As people responsible for fundraising for non-profit organizations, we often get “analysis paralysis,” the inability to decide on a course of action. We spend so much time reviewing great new fundraising strategies, attending conferences, reading development books, and seeking advice from colleagues that we have trouble launching a new fundraising initiative.
Over the past year, I’ve heard from many of our site’s readers that they are working with small and mid-sized non-profits, either as volunteers, board members, or staff members, trying to raise a small amount of money for a particular project or need.
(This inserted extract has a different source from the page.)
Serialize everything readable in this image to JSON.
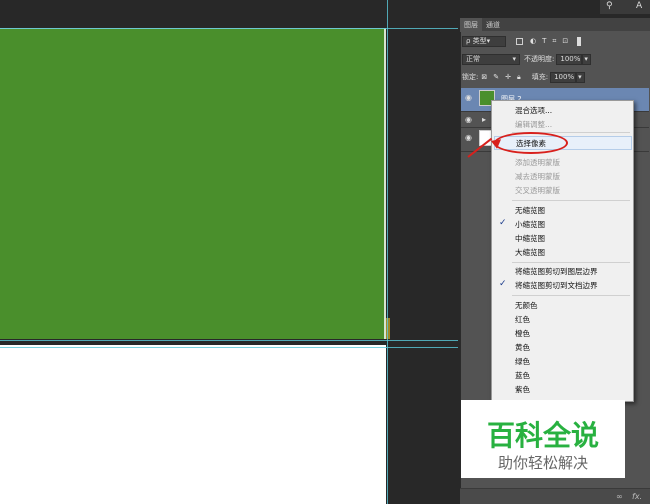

Many of these same readers told me that they are having trouble organizing all of the information they have read on fundraising to decide on a plan of action.
Today, we’re presenting a list of 17 different ways your organization can raise $25,000. Nothing here is particularly groundbreaking or revolutionary, but each of these strategies has been successfully used by small and medium sized non-profits to raise $10,000 – $50,000 in a short amount of time (1-3 months). If your school, church, or charity needs to raise $25,000 or so within the next few months, take a look at this list, then decide on your course of action. (Links in this list lead to more information on that particular strategy).
1. Hold a fundraising event.
2. Send a fundraising letter to your donor file.
3. Host a walk-a-thon, dance-a-thon, or other participatory fundraising event.
5. Send a fundraising e-mail to your list.
6. Approach your top supporters to ask for individual gifts.
7. Start a viral fundraising campaign.
8. Launch a board giving campaign.
9. Recruit volunteers to raise money on your behalf.
11. Find donors to run hosted events.
12. Seek out a major donor to fund the project.
13. Use scratch cards.
14. Hold a silent auction.
15. Choose an unusual fundraising idea.
16. Choose a “quick” fundraising idea.
17. Find in-kind donations to meet your need, rather than asking for checks.
By no means is this an exhaustive list. These 17 ideas should, however, provide a great starting point for deciding on your organization’s strategy for raising a quick $10,000, $25,000, or whatever you need to help you accomplish your mission.